Note: In some system configurations, the dedicated outdoor air unit provides conditioned OA to the intakes of local or centralized HVAC equipment, rather than directly to each zone. In these configurations, the dedicated OA unit must be sized to deliver the sum of the outdoor air intake flows (Vot) required by each of the systems being served.
Safety factor for zone population
The first common use of a safety factor occurs when determining Pz, the number of people expected to occupy the zone. ASHRAE defines it as “the largest number of people expected to occupy the zone during typical usage”. If actual zone population is not known, default values for occupant density may be used.
Using an overly conservative estimate for zone population can result in significant overventilation and excessive energy use. It also impacts the calculation of space latent cooling load, and the resulting dehumidification capacity of the dedicated OA unit. It is therefore recommended to avoid applying safety factors to zone population (Pz), instead of using the best estimate for expected occupancy during typical usage.
Safety factor for future expansion or change of use
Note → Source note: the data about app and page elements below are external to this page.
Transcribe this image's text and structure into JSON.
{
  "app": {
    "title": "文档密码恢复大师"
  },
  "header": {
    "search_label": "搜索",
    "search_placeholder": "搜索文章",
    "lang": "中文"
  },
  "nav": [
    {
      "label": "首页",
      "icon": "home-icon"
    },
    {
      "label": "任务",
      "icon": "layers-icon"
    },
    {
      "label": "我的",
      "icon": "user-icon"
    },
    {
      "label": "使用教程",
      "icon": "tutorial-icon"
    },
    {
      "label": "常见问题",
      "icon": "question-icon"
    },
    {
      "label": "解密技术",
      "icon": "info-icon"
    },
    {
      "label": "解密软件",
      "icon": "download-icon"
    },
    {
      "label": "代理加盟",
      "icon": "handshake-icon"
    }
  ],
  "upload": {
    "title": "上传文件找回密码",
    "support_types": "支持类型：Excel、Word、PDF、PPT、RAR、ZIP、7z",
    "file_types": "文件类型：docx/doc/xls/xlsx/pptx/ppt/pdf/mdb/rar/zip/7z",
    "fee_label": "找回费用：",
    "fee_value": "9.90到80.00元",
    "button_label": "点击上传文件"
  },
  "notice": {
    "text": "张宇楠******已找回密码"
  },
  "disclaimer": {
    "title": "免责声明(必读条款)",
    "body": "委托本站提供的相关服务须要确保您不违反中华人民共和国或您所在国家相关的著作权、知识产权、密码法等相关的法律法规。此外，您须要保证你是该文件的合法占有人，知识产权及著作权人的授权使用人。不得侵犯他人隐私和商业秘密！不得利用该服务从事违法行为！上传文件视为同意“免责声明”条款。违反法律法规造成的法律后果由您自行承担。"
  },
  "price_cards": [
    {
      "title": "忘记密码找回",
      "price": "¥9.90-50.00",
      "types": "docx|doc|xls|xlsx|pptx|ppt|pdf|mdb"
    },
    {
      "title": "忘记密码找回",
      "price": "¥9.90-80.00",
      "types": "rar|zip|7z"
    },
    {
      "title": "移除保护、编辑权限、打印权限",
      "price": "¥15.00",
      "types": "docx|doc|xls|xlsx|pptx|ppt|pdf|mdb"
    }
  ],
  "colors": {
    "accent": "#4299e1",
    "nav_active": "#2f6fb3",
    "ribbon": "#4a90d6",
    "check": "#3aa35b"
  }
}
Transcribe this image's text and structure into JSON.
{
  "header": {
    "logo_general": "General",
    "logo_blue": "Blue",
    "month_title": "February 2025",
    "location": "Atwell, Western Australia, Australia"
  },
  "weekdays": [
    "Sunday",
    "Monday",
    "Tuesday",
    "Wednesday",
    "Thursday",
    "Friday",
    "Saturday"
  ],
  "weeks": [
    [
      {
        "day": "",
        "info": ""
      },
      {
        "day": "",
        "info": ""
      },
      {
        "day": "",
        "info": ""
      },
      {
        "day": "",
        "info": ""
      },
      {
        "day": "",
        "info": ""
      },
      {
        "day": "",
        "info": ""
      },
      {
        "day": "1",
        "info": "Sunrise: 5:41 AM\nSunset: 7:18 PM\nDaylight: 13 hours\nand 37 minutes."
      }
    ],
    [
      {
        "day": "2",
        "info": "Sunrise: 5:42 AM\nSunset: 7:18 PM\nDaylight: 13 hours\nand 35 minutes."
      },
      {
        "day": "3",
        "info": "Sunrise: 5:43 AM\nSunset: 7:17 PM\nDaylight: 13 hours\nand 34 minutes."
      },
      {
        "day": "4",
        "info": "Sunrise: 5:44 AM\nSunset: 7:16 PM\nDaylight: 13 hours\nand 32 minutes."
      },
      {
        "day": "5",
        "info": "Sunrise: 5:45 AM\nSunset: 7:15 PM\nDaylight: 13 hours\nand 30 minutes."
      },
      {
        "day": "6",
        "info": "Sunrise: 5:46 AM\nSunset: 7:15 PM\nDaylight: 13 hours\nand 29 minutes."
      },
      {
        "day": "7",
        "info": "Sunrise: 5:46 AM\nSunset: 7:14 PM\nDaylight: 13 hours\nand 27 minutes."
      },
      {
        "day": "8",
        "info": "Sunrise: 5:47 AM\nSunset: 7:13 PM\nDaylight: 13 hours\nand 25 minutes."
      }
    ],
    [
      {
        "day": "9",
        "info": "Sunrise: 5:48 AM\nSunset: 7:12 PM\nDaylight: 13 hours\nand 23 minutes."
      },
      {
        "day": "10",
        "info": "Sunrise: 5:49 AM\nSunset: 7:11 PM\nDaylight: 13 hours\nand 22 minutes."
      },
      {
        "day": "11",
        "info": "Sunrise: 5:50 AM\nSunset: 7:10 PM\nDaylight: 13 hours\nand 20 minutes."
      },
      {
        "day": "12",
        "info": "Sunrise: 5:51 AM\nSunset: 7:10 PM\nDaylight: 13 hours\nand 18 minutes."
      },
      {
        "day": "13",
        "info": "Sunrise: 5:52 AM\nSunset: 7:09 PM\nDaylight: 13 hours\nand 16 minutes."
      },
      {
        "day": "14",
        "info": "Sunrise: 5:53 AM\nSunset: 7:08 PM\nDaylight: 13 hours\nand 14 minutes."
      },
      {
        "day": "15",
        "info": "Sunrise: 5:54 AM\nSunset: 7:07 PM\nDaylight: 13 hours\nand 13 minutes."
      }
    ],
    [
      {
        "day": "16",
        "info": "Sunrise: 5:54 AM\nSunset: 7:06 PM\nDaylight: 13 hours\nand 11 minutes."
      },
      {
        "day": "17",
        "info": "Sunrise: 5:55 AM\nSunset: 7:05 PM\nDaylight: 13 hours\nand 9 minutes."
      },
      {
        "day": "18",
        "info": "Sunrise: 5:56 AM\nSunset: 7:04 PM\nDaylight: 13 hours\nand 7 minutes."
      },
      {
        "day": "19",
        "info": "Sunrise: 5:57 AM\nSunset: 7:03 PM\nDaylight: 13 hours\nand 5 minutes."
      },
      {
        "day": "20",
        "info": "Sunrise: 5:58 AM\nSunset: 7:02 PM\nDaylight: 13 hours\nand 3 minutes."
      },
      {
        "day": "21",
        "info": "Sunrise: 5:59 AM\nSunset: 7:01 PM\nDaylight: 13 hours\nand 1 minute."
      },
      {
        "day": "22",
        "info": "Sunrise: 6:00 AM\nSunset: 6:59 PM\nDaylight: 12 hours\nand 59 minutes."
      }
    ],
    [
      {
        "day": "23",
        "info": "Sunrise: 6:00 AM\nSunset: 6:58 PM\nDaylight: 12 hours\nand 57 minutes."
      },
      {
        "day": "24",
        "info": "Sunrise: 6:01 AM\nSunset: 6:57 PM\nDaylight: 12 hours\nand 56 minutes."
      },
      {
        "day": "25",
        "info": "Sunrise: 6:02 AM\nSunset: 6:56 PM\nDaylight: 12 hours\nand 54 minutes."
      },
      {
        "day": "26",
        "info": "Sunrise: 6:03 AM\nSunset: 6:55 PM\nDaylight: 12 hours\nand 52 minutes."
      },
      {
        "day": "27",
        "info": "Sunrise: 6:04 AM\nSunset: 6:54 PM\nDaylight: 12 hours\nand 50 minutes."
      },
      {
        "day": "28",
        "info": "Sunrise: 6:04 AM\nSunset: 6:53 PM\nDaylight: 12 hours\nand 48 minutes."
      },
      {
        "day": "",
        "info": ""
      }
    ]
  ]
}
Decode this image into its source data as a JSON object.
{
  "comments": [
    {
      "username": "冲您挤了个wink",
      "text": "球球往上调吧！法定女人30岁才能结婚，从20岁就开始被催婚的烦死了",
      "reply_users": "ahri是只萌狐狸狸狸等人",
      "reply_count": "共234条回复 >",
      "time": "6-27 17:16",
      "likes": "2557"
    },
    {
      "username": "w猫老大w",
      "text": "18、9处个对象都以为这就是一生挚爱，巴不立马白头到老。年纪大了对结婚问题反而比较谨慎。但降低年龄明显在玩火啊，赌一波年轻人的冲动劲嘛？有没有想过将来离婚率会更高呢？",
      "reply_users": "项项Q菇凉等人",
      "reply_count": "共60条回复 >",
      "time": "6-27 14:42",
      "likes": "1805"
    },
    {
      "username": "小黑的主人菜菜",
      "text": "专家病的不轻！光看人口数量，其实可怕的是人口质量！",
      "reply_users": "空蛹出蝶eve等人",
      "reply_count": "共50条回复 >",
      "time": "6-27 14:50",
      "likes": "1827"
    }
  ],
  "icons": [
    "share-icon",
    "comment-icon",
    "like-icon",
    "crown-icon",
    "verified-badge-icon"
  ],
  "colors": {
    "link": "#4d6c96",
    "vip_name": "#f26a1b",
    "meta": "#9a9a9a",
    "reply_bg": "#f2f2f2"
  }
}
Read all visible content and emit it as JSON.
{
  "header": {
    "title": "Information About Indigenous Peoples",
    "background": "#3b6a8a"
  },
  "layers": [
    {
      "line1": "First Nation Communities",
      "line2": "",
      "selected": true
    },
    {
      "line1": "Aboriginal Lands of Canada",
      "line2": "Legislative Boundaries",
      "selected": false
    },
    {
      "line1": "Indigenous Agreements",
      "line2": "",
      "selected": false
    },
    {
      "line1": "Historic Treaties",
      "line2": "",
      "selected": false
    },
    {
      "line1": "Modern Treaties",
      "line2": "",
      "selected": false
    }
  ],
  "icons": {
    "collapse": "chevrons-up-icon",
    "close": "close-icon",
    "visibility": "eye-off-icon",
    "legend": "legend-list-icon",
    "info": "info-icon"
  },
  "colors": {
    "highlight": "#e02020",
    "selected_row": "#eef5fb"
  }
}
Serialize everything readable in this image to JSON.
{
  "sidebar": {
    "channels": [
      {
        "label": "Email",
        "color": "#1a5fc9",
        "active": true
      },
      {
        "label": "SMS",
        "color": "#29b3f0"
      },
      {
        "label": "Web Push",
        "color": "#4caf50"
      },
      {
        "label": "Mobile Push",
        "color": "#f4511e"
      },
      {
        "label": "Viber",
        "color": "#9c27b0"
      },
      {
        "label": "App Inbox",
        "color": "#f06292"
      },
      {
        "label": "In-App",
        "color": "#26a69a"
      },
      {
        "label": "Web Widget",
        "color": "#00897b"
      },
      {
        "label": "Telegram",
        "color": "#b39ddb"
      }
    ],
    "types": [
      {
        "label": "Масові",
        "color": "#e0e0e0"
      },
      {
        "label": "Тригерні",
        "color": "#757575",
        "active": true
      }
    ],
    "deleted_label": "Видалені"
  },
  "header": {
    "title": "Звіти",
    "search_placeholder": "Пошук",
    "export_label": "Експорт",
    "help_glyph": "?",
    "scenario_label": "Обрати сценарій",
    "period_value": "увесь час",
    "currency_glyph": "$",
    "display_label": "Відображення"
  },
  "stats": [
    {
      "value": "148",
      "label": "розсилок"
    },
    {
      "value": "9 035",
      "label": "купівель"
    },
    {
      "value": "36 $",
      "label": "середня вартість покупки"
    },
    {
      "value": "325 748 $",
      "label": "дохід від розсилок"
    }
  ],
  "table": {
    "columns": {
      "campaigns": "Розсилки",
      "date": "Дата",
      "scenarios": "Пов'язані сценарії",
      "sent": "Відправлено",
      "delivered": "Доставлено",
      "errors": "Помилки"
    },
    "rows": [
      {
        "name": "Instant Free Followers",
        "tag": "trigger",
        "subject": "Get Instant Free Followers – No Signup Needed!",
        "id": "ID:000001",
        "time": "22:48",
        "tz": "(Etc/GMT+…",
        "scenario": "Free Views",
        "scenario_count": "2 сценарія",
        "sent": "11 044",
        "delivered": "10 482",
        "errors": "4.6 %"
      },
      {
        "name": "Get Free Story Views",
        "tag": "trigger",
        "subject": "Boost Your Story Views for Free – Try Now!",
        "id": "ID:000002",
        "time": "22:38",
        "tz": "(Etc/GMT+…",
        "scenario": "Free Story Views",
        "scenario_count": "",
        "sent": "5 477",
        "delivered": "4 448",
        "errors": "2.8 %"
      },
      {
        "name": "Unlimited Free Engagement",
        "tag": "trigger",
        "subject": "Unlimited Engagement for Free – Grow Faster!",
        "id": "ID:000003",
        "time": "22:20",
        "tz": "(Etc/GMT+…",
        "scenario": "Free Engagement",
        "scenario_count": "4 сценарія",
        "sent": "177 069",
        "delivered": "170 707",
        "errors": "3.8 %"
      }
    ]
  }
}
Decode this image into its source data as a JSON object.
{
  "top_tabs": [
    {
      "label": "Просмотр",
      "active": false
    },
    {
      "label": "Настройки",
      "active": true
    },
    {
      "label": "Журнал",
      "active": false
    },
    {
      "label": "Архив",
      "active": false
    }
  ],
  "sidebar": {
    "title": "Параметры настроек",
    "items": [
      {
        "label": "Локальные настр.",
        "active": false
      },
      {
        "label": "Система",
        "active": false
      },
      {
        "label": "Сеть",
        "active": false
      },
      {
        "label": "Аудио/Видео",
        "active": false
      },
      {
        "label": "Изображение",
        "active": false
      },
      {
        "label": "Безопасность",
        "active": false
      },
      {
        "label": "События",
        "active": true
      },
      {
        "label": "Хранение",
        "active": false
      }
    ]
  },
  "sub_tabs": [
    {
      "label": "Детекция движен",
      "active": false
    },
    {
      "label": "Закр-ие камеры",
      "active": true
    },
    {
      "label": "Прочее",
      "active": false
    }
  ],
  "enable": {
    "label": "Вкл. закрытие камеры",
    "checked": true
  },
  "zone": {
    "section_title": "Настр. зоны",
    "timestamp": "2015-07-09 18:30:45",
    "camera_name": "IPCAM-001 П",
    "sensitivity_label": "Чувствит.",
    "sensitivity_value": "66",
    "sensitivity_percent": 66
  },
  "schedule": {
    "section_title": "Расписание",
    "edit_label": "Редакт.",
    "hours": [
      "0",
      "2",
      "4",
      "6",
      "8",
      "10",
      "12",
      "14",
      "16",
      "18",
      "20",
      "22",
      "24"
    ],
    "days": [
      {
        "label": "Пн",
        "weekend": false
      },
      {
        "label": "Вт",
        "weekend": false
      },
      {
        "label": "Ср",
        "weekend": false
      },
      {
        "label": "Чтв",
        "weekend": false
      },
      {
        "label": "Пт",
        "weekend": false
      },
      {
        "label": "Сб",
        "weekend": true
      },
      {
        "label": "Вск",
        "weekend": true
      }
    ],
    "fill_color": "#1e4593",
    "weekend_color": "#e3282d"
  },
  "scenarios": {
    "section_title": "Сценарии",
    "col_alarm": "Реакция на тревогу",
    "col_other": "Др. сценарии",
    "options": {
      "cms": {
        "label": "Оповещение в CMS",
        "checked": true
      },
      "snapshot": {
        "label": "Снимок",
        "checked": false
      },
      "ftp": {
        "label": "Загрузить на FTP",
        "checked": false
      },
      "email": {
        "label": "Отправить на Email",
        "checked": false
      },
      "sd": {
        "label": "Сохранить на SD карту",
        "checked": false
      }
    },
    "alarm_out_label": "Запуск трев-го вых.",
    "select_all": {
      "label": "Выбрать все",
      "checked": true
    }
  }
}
The other common use of a safety factor when determining the design airflow of the dedicated OA unit occurs when accounting for future expansion or a change in use of the facility. If the facility is expanded in the future, and the dedicated OA unit will be expected to serve the expansion, it would be prudent to select a unit with some amount of reserve airflow capacity. Or, if the use of the facility is likely to change in the future (from an office space to a group of meeting rooms or a retail area, for example) the ventilation requirements for the zones served by the dedicated OA unit may change.
It is recommended to calculate the design airflow as accurately as possible, without using safety factors. Then select a dedicated outdoor air unit that has reserve airflow capacity, rather than a unit operating near its maximum allowable airflow.
In conclusion, it is considered safer to avoid applying safety factors while designing a DOAS, and instead select the dedicated outdoor air equipment with reserve capacity. This way, the system is future proofed for possible expansions or increased use without over-spending or over-engineering.